▶ [Prompt] Once you have checked each line below, report only the number of lines that contain the word "title".

(Excerpts from an interface dataset)
# # # #
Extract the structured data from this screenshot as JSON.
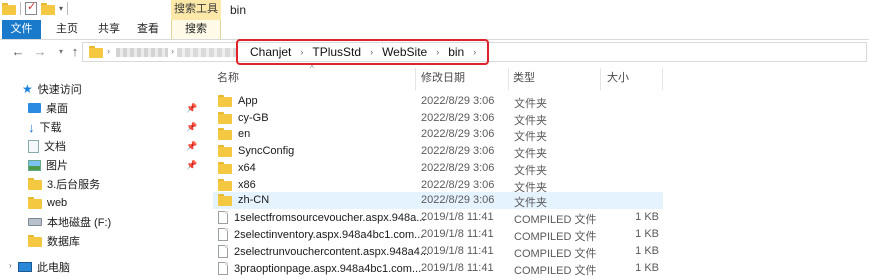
{
  "window": {
    "title": "bin",
    "context_tab_header": "搜索工具"
  },
  "ribbon": {
    "tabs": [
      "文件",
      "主页",
      "共享",
      "查看",
      "搜索"
    ]
  },
  "address": {
    "crumbs": [
      "Chanjet",
      "TPlusStd",
      "WebSite",
      "bin"
    ],
    "highlight_color": "#e0232a"
  },
  "columns": {
    "name": "名称",
    "date": "修改日期",
    "type": "类型",
    "size": "大小"
  },
  "nav": {
    "items": [
      {
        "label": "快速访问",
        "icon": "star-icon",
        "pinned": false
      },
      {
        "label": "桌面",
        "icon": "desktop-icon",
        "pinned": true
      },
      {
        "label": "下载",
        "icon": "download-icon",
        "pinned": true
      },
      {
        "label": "文档",
        "icon": "document-icon",
        "pinned": true
      },
      {
        "label": "图片",
        "icon": "picture-icon",
        "pinned": true
      },
      {
        "label": "3.后台服务",
        "icon": "folder-icon",
        "pinned": false
      },
      {
        "label": "web",
        "icon": "folder-icon",
        "pinned": false
      },
      {
        "label": "本地磁盘 (F:)",
        "icon": "drive-icon",
        "pinned": false
      },
      {
        "label": "数据库",
        "icon": "folder-icon",
        "pinned": false
      },
      {
        "label": "此电脑",
        "icon": "computer-icon",
        "pinned": false
      }
    ]
  },
  "files": [
    {
      "name": "App",
      "date": "2022/8/29 3:06",
      "type": "文件夹",
      "size": "",
      "kind": "folder"
    },
    {
      "name": "cy-GB",
      "date": "2022/8/29 3:06",
      "type": "文件夹",
      "size": "",
      "kind": "folder"
    },
    {
      "name": "en",
      "date": "2022/8/29 3:06",
      "type": "文件夹",
      "size": "",
      "kind": "folder"
    },
    {
      "name": "SyncConfig",
      "date": "2022/8/29 3:06",
      "type": "文件夹",
      "size": "",
      "kind": "folder"
    },
    {
      "name": "x64",
      "date": "2022/8/29 3:06",
      "type": "文件夹",
      "size": "",
      "kind": "folder"
    },
    {
      "name": "x86",
      "date": "2022/8/29 3:06",
      "type": "文件夹",
      "size": "",
      "kind": "folder"
    },
    {
      "name": "zh-CN",
      "date": "2022/8/29 3:06",
      "type": "文件夹",
      "size": "",
      "kind": "folder",
      "selected": true
    },
    {
      "name": "1selectfromsourcevoucher.aspx.948a...",
      "date": "2019/1/8 11:41",
      "type": "COMPILED 文件",
      "size": "1 KB",
      "kind": "file"
    },
    {
      "name": "2selectinventory.aspx.948a4bc1.com...",
      "date": "2019/1/8 11:41",
      "type": "COMPILED 文件",
      "size": "1 KB",
      "kind": "file"
    },
    {
      "name": "2selectrunvouchercontent.aspx.948a4...",
      "date": "2019/1/8 11:41",
      "type": "COMPILED 文件",
      "size": "1 KB",
      "kind": "file"
    },
    {
      "name": "3praoptionpage.aspx.948a4bc1.com...",
      "date": "2019/1/8 11:41",
      "type": "COMPILED 文件",
      "size": "1 KB",
      "kind": "file"
    }
  ]
}
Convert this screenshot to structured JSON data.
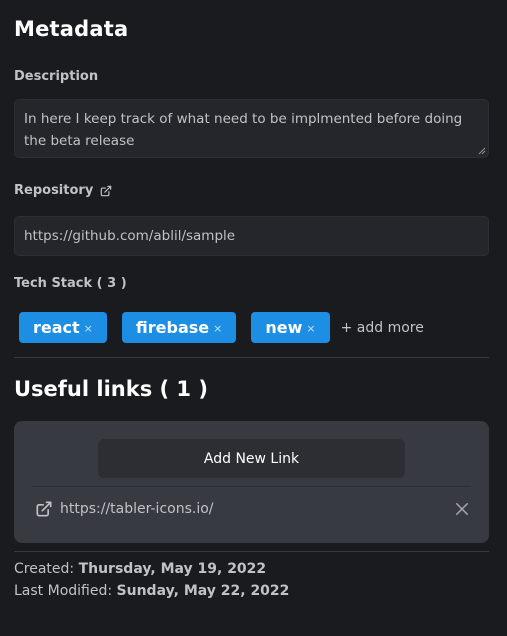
{
  "metadata": {
    "title": "Metadata",
    "description_label": "Description",
    "description_value": "In here I keep track of what need to be implmented before doing the beta release",
    "repository_label": "Repository",
    "repository_value": "https://github.com/ablil/sample",
    "tech_stack_label": "Tech Stack ( 3 )",
    "tags": [
      {
        "label": "react",
        "remove": "×"
      },
      {
        "label": "firebase",
        "remove": "×"
      },
      {
        "label": "new",
        "remove": "×"
      }
    ],
    "add_more": "+ add more"
  },
  "links": {
    "title": "Useful links ( 1 )",
    "add_button": "Add New Link",
    "items": [
      {
        "url": "https://tabler-icons.io/"
      }
    ]
  },
  "dates": {
    "created_label": "Created:",
    "created_value": "Thursday, May 19, 2022",
    "modified_label": "Last Modified:",
    "modified_value": "Sunday, May 22, 2022"
  },
  "icons": {
    "external_link": "external-link-icon",
    "close": "close-icon"
  },
  "colors": {
    "background": "#1a1b1e",
    "field": "#25262b",
    "tag": "#1c8fe4",
    "panel": "#373a40"
  }
}
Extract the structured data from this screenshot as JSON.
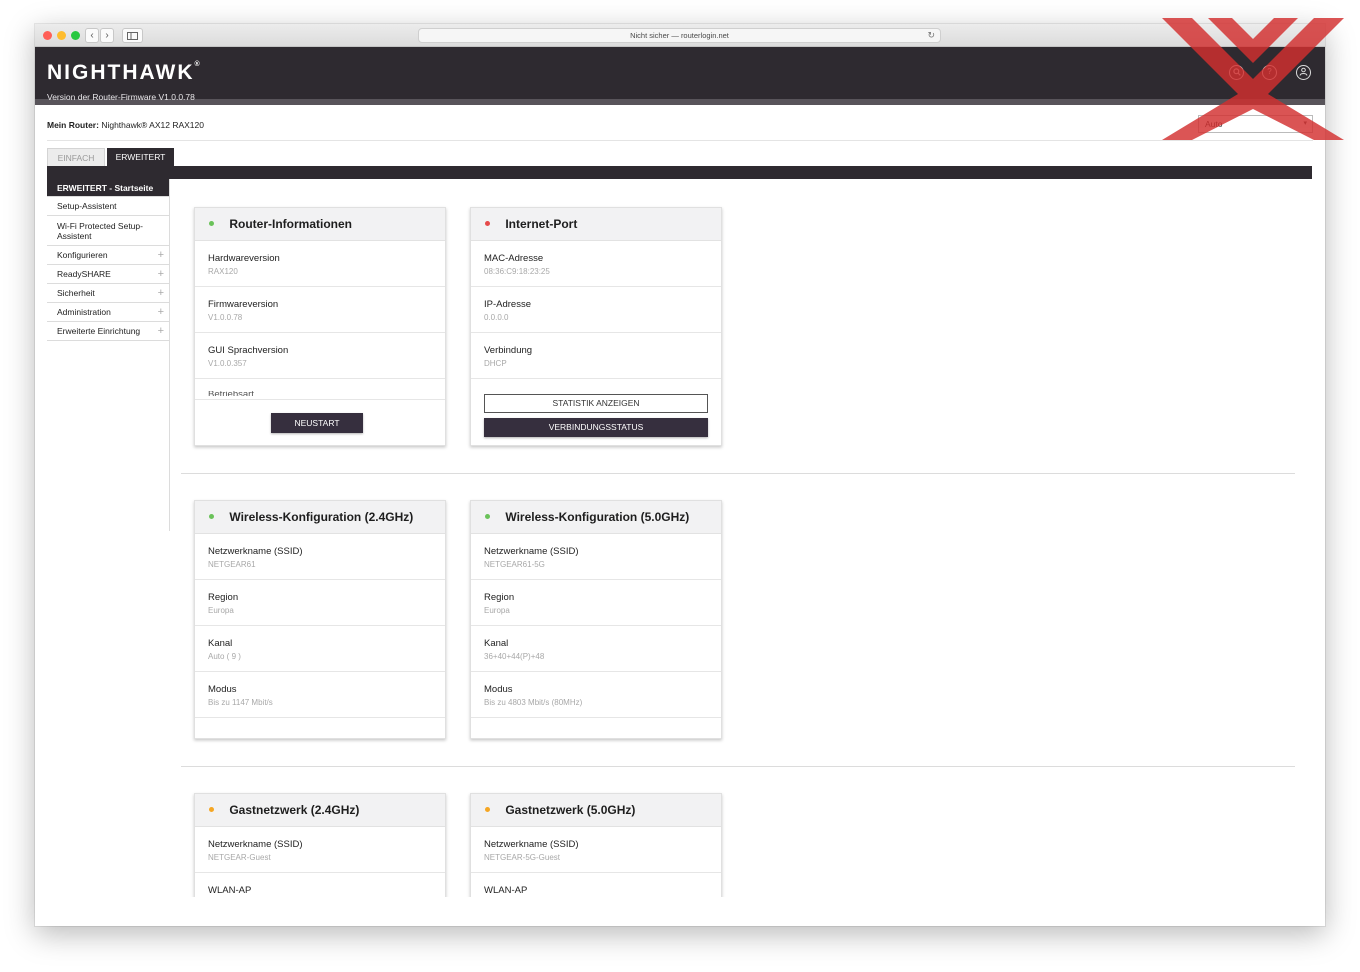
{
  "browser": {
    "address": "Nicht sicher — routerlogin.net"
  },
  "header": {
    "logo": "NIGHTHAWK",
    "firmware_label": "Version der Router-Firmware V1.0.0.78"
  },
  "router": {
    "label": "Mein Router:",
    "name": "Nighthawk® AX12 RAX120"
  },
  "language": {
    "selected": "Auto"
  },
  "tabs": [
    {
      "label": "EINFACH"
    },
    {
      "label": "ERWEITERT"
    }
  ],
  "sidebar": {
    "items": [
      {
        "label": "ERWEITERT - Startseite"
      },
      {
        "label": "Setup-Assistent"
      },
      {
        "label": "Wi-Fi Protected Setup-Assistent"
      },
      {
        "label": "Konfigurieren"
      },
      {
        "label": "ReadySHARE"
      },
      {
        "label": "Sicherheit"
      },
      {
        "label": "Administration"
      },
      {
        "label": "Erweiterte Einrichtung"
      }
    ]
  },
  "cards": {
    "router_info": {
      "title": "Router-Informationen",
      "status_color": "#6ac259",
      "rows": [
        {
          "label": "Hardwareversion",
          "value": "RAX120"
        },
        {
          "label": "Firmwareversion",
          "value": "V1.0.0.78"
        },
        {
          "label": "GUI Sprachversion",
          "value": "V1.0.0.357"
        },
        {
          "label": "Betriebsart",
          "value": ""
        }
      ],
      "button": "NEUSTART"
    },
    "internet_port": {
      "title": "Internet-Port",
      "status_color": "#e64a4a",
      "rows": [
        {
          "label": "MAC-Adresse",
          "value": "08:36:C9:18:23:25"
        },
        {
          "label": "IP-Adresse",
          "value": "0.0.0.0"
        },
        {
          "label": "Verbindung",
          "value": "DHCP"
        }
      ],
      "button_stats": "STATISTIK ANZEIGEN",
      "button_status": "VERBINDUNGSSTATUS"
    },
    "wireless_24": {
      "title": "Wireless-Konfiguration (2.4GHz)",
      "status_color": "#6ac259",
      "rows": [
        {
          "label": "Netzwerkname (SSID)",
          "value": "NETGEAR61"
        },
        {
          "label": "Region",
          "value": "Europa"
        },
        {
          "label": "Kanal",
          "value": "Auto ( 9 )"
        },
        {
          "label": "Modus",
          "value": "Bis zu 1147 Mbit/s"
        }
      ]
    },
    "wireless_50": {
      "title": "Wireless-Konfiguration (5.0GHz)",
      "status_color": "#6ac259",
      "rows": [
        {
          "label": "Netzwerkname (SSID)",
          "value": "NETGEAR61-5G"
        },
        {
          "label": "Region",
          "value": "Europa"
        },
        {
          "label": "Kanal",
          "value": "36+40+44(P)+48"
        },
        {
          "label": "Modus",
          "value": "Bis zu 4803 Mbit/s (80MHz)"
        }
      ]
    },
    "guest_24": {
      "title": "Gastnetzwerk (2.4GHz)",
      "status_color": "#f5a623",
      "rows": [
        {
          "label": "Netzwerkname (SSID)",
          "value": "NETGEAR-Guest"
        },
        {
          "label": "WLAN-AP",
          "value": ""
        }
      ]
    },
    "guest_50": {
      "title": "Gastnetzwerk (5.0GHz)",
      "status_color": "#f5a623",
      "rows": [
        {
          "label": "Netzwerkname (SSID)",
          "value": "NETGEAR-5G-Guest"
        },
        {
          "label": "WLAN-AP",
          "value": ""
        }
      ]
    }
  },
  "colors": {
    "header_bg": "#2e2a30",
    "button_dark": "#362f3e",
    "watermark": "#d32f2f"
  }
}
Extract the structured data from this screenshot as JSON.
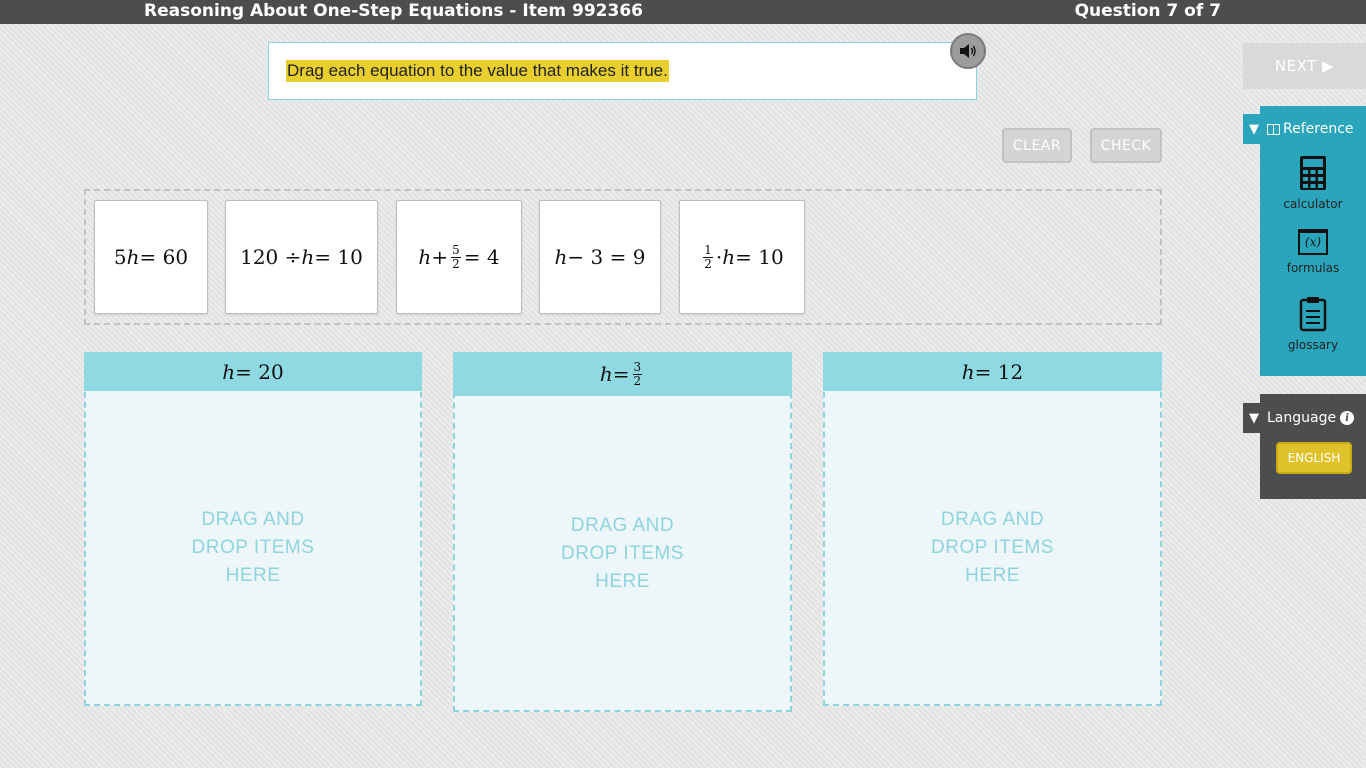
{
  "header": {
    "title": "Reasoning About One-Step Equations - Item 992366",
    "question_count": "Question 7 of 7"
  },
  "prompt": {
    "text": "Drag each equation to the value that makes it true."
  },
  "actions": {
    "clear_label": "CLEAR",
    "check_label": "CHECK",
    "next_label": "NEXT ▶"
  },
  "cards": [
    {
      "pre": "5",
      "var": "h",
      "post": " = 60"
    },
    {
      "pre": "120 ÷ ",
      "var": "h",
      "post": " = 10"
    },
    {
      "var": "h",
      "mid": " + ",
      "num": "5",
      "den": "2",
      "post": " = 4"
    },
    {
      "var": "h",
      "post": " − 3 = 9"
    },
    {
      "num": "1",
      "den": "2",
      "mid": "· ",
      "var": "h",
      "post": " = 10"
    }
  ],
  "bins": [
    {
      "var": "h",
      "eq": " = 20",
      "drop_text_1": "DRAG AND",
      "drop_text_2": "DROP ITEMS",
      "drop_text_3": "HERE"
    },
    {
      "var": "h",
      "eq": " = ",
      "num": "3",
      "den": "2",
      "drop_text_1": "DRAG AND",
      "drop_text_2": "DROP ITEMS",
      "drop_text_3": "HERE"
    },
    {
      "var": "h",
      "eq": " = 12",
      "drop_text_1": "DRAG AND",
      "drop_text_2": "DROP ITEMS",
      "drop_text_3": "HERE"
    }
  ],
  "sidebar": {
    "reference_label": "Reference",
    "tools": [
      {
        "label": "calculator",
        "icon": "calculator-icon"
      },
      {
        "label": "formulas",
        "icon": "formulas-icon"
      },
      {
        "label": "glossary",
        "icon": "clipboard-icon"
      }
    ],
    "language_label": "Language",
    "language_value": "ENGLISH",
    "formulas_glyph": "(x)"
  },
  "colors": {
    "accent_teal": "#2aa5bb",
    "highlight_yellow": "#e8cf2e",
    "bin_header": "#8fd9e3"
  }
}
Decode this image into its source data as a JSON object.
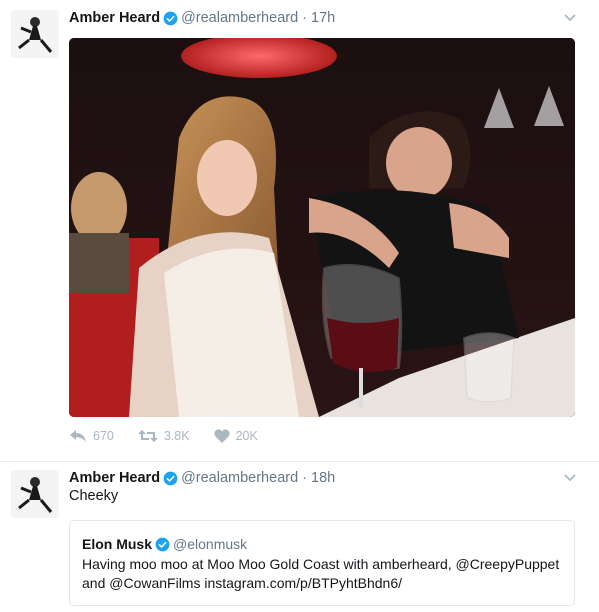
{
  "tweets": [
    {
      "author_name": "Amber Heard",
      "handle": "@realamberheard",
      "separator": "·",
      "time": "17h",
      "stats": {
        "replies": "670",
        "retweets": "3.8K",
        "likes": "20K"
      }
    },
    {
      "author_name": "Amber Heard",
      "handle": "@realamberheard",
      "separator": "·",
      "time": "18h",
      "text": "Cheeky",
      "quote": {
        "author_name": "Elon Musk",
        "handle": "@elonmusk",
        "text": "Having moo moo at Moo Moo Gold Coast with amberheard, @CreepyPuppet and @CowanFilms instagram.com/p/BTPyhtBhdn6/"
      }
    }
  ],
  "icons": {
    "verified": "verified-badge-icon",
    "caret": "chevron-down-icon",
    "reply": "reply-icon",
    "retweet": "retweet-icon",
    "like": "heart-icon"
  },
  "colors": {
    "verified": "#1da1f2",
    "meta": "#657786",
    "action": "#aab8c2"
  }
}
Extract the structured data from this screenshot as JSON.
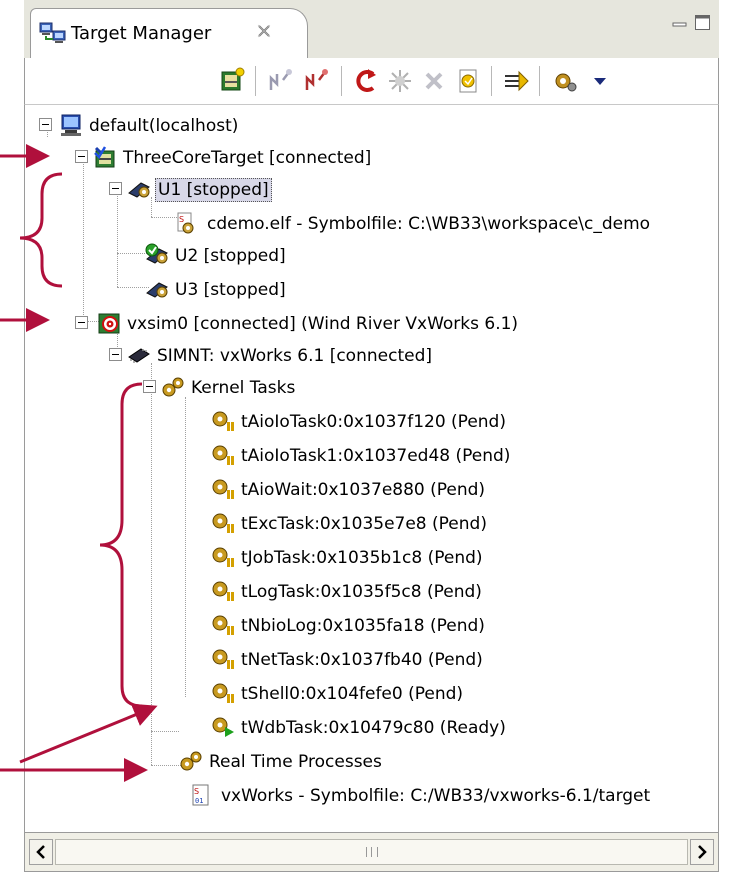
{
  "view": {
    "title": "Target Manager",
    "close_icon": "close-x-icon"
  },
  "toolbar": {
    "buttons": [
      "new-connection-icon",
      "connect-icon",
      "disconnect-icon",
      "reset-icon",
      "attach-icon",
      "remove-icon",
      "properties-icon",
      "target-mode-icon",
      "menu-icon"
    ]
  },
  "tree": {
    "root": "default(localhost)",
    "three_core": "ThreeCoreTarget [connected]",
    "u1": "U1 [stopped]",
    "u1_child": "cdemo.elf - Symbolfile: C:\\WB33\\workspace\\c_demo",
    "u2": "U2 [stopped]",
    "u3": "U3 [stopped]",
    "vxsim": "vxsim0 [connected] (Wind River VxWorks 6.1)",
    "simnt": "SIMNT: vxWorks 6.1 [connected]",
    "kernel_tasks": "Kernel Tasks",
    "tasks": [
      "tAioIoTask0:0x1037f120 (Pend)",
      "tAioIoTask1:0x1037ed48 (Pend)",
      "tAioWait:0x1037e880 (Pend)",
      "tExcTask:0x1035e7e8 (Pend)",
      "tJobTask:0x1035b1c8 (Pend)",
      "tLogTask:0x1035f5c8 (Pend)",
      "tNbioLog:0x1035fa18 (Pend)",
      "tNetTask:0x1037fb40 (Pend)",
      "tShell0:0x104fefe0 (Pend)",
      "tWdbTask:0x10479c80 (Ready)"
    ],
    "rtp": "Real Time Processes",
    "symbolfile": "vxWorks - Symbolfile: C:/WB33/vxworks-6.1/target"
  },
  "colors": {
    "annotation": "#b0103c",
    "selection": "#d8d8e8"
  }
}
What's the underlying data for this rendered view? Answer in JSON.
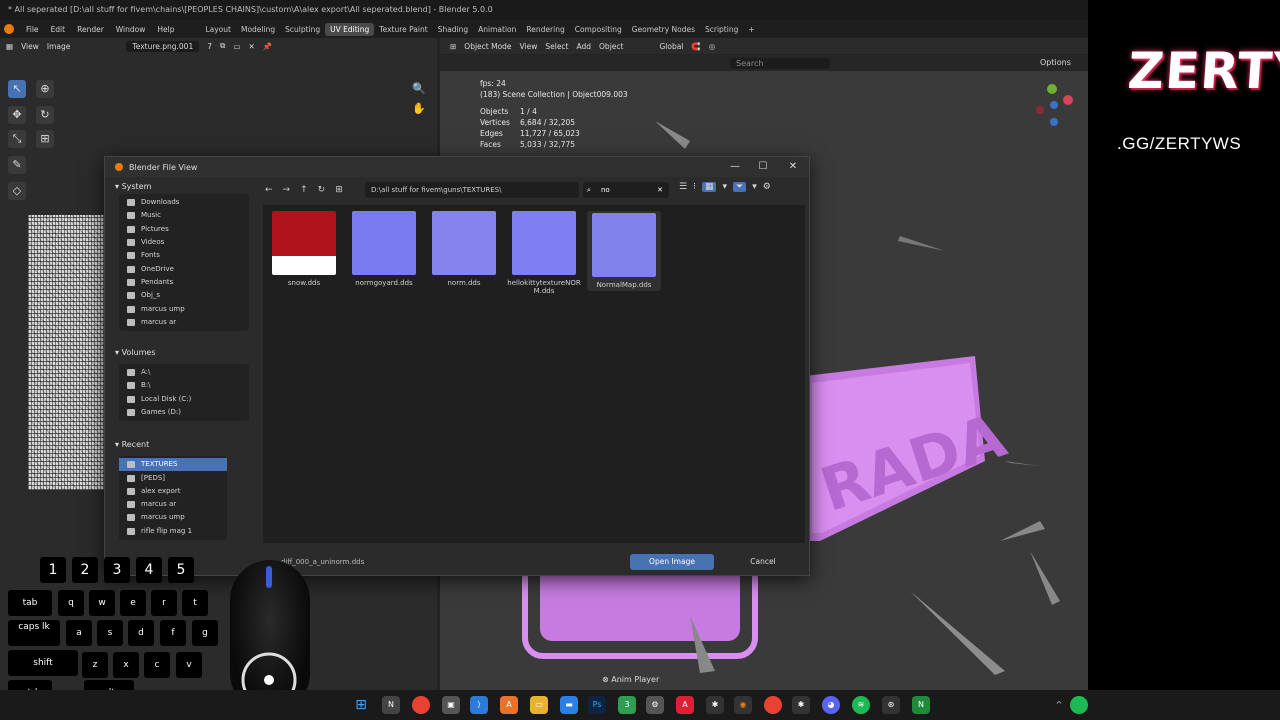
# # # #
▶ [Answer to this task] 11